Outline Of Syllabus

1. What is a nation? Identity, Nation and imagined commmunity
2. Writing early modern Ireland in English: The stage and the View.
3. The News from Ireland: Eye-witness testimony, trauma and atrocity in the 1641 rebellion.
4. A Modest Proposal: Ireland's cannibals.
5. Murder ballads from Victorian Ireland
6. The Big House: Land, estate and identity in nationalist Ireland
7. The History of Violence: Seamus Heaney's North
8. Recovering and Writing Irishwomen's experience: Eavan Boland and Norah Hoult
9. The early modern past in the present: Tomm Moore's Wolfwalker.

Teaching Methods

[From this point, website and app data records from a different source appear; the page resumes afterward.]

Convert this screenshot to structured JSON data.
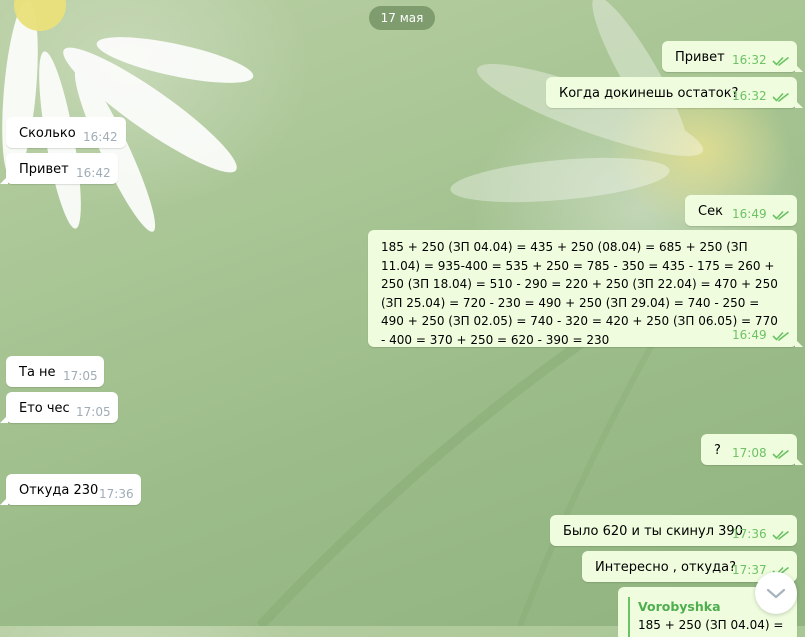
{
  "date_divider": "17 мая",
  "colors": {
    "incoming_bg": "#ffffff",
    "outgoing_bg": "#effdde",
    "check_color": "#6cc264",
    "time_in": "#a0acb6"
  },
  "messages": [
    {
      "dir": "out",
      "text": "Привет",
      "time": "16:32",
      "read": true
    },
    {
      "dir": "out",
      "text": "Когда докинешь остаток?",
      "time": "16:32",
      "read": true
    },
    {
      "dir": "in",
      "text": "Сколько",
      "time": "16:42"
    },
    {
      "dir": "in",
      "text": "Привет",
      "time": "16:42"
    },
    {
      "dir": "out",
      "text": "Сек",
      "time": "16:49",
      "read": true
    },
    {
      "dir": "out",
      "text": "185 + 250 (ЗП 04.04) = 435 + 250 (08.04) = 685 + 250 (ЗП 11.04) = 935-400 = 535 + 250 = 785 - 350 = 435 - 175 = 260 + 250 (ЗП 18.04) = 510 - 290 = 220 + 250 (ЗП 22.04) = 470 + 250 (ЗП 25.04) = 720 - 230 = 490 + 250 (ЗП 29.04) = 740 - 250 = 490 + 250 (ЗП 02.05) = 740 - 320 = 420 + 250 (ЗП 06.05) = 770 - 400 = 370 + 250 = 620 - 390 = 230",
      "time": "16:49",
      "read": true
    },
    {
      "dir": "in",
      "text": "Та не",
      "time": "17:05"
    },
    {
      "dir": "in",
      "text": "Ето чес",
      "time": "17:05"
    },
    {
      "dir": "out",
      "text": "?",
      "time": "17:08",
      "read": true
    },
    {
      "dir": "in",
      "text": "Откуда 230",
      "time": "17:36"
    },
    {
      "dir": "out",
      "text": "Было 620 и ты скинул 390",
      "time": "17:36",
      "read": true
    },
    {
      "dir": "out",
      "text": "Интересно , откуда?",
      "time": "17:37",
      "read": true
    },
    {
      "dir": "out",
      "reply_name": "Vorobyshka",
      "reply_text": "185 + 250 (ЗП 04.04) ="
    }
  ],
  "scroll_button_icon": "chevron-down-icon"
}
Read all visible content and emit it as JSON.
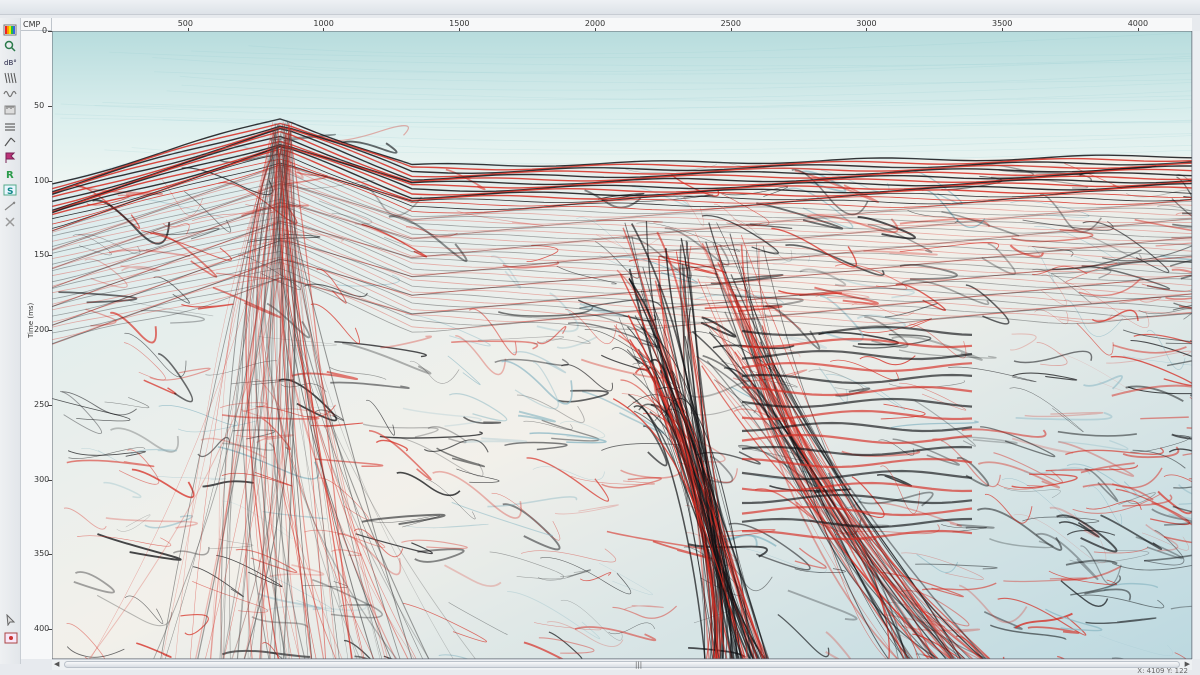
{
  "window": {
    "corner_label": "CMP",
    "axis_title": "Time (ms)",
    "status": "X: 4109 Y: 122"
  },
  "toolbar": {
    "icons": [
      "rainbow-palette-icon",
      "zoom-icon",
      "display-options-icon",
      "trace-icon",
      "wiggle-icon",
      "ruler-icon",
      "layers-icon",
      "pick-icon",
      "flag-icon",
      "r-button-icon",
      "s-button-icon",
      "line-icon",
      "cross-icon"
    ]
  },
  "axes": {
    "x_ticks": [
      {
        "label": "500",
        "value": 500
      },
      {
        "label": "1000",
        "value": 1000
      },
      {
        "label": "1500",
        "value": 1500
      },
      {
        "label": "2000",
        "value": 2000
      },
      {
        "label": "2500",
        "value": 2500
      },
      {
        "label": "3000",
        "value": 3000
      },
      {
        "label": "3500",
        "value": 3500
      },
      {
        "label": "4000",
        "value": 4000
      }
    ],
    "y_ticks": [
      {
        "label": "0",
        "value": 0
      },
      {
        "label": "50",
        "value": 50
      },
      {
        "label": "100",
        "value": 100
      },
      {
        "label": "150",
        "value": 150
      },
      {
        "label": "200",
        "value": 200
      },
      {
        "label": "250",
        "value": 250
      },
      {
        "label": "300",
        "value": 300
      },
      {
        "label": "350",
        "value": 350
      },
      {
        "label": "400",
        "value": 400
      }
    ],
    "x_min": 0,
    "x_max": 4200,
    "y_min": 0,
    "y_max": 420
  },
  "colors": {
    "red": "#d62a20",
    "black": "#101114",
    "cyan": "#c7e8ec",
    "blue": "#b6d5dc",
    "white": "#f7f5ef",
    "grid": "#444"
  },
  "scrollbar": {
    "left_arrow": "◀",
    "right_arrow": "▶",
    "grip": "|||"
  }
}
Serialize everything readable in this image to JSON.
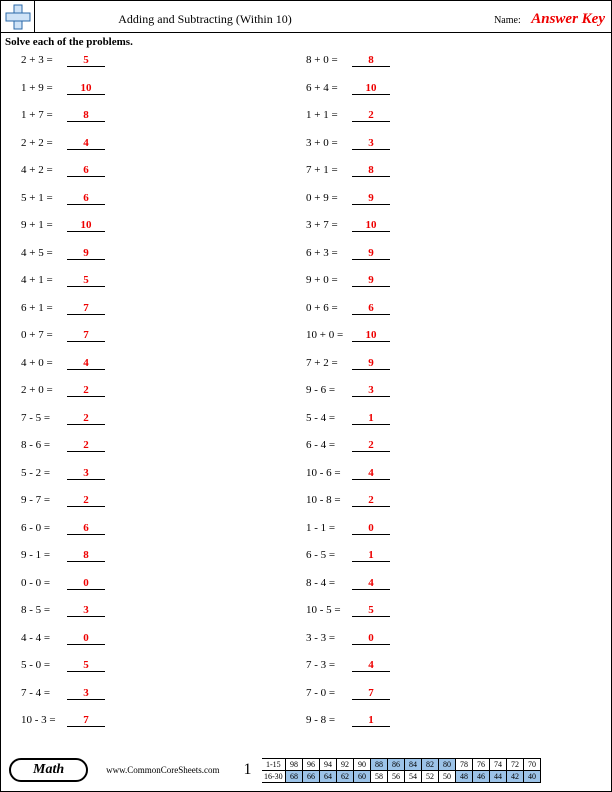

Teaching Activities
Category Activity Number Length Student Hours Comment
Guided Independent StudyAssessment preparation and completion142:0042:00N/A
Scheduled Learning And Teaching ActivitiesLecture81:008:00N/A
Scheduled Learning And Teaching ActivitiesLecture81:008:00N/A
Guided Independent StudyDirected research and reading1116:00116:00N/A
Structured Guided LearningAcademic skills activities12:002:00session for assessment preparation.
Scheduled Learning And Teaching ActivitiesSmall group teaching92:0018:00weekly seminars
Scheduled Learning And Teaching ActivitiesScheduled on-line contact time12:002:00film screening
Guided Independent StudyOnline Discussion41:004:00Preparatory to seminars
Teaching Rationale And Relationship

Lectures will introduce the key concepts and historiography, essential context and textual analysis. Seminars will be scaffolded by student-led study groups and by open-ended questions on discusssion boards where students can test out initial ideas with their peers. Seminars will enable group analysis and interaction and provide space for conclusions/analysis. Asssessment work will be supproted by a specific assessment session and by one-to-one meetings.

Assessment Methods

The format of resits will be determined by the Board of Examiners

Other Assessment
Description Semester When Set Percentage Comment
Report1M15An outline of the portfolio - 500-750 words - for feedback before moving to write up the final piece.
Portfolio1A85Students choose to do one of the four options available. All options are equally weighted.
Assessment Rationale And Relationship

Report 1 asks students to outline their final portfolio assessment allowing for feedback on the final assessment, drections for further reading and suggestions for improvement.

Students select one of these options for their final portfolio assessment. The options are:
1. To write a critical analysis based on a self-created question.
2. To create an online exhibition using Shorthand.
3. To deliver or record themselves delivering a conference using visual and/or other aides and RECAP.
4. A creative response to a text or concept encountered on the module.

Reading Lists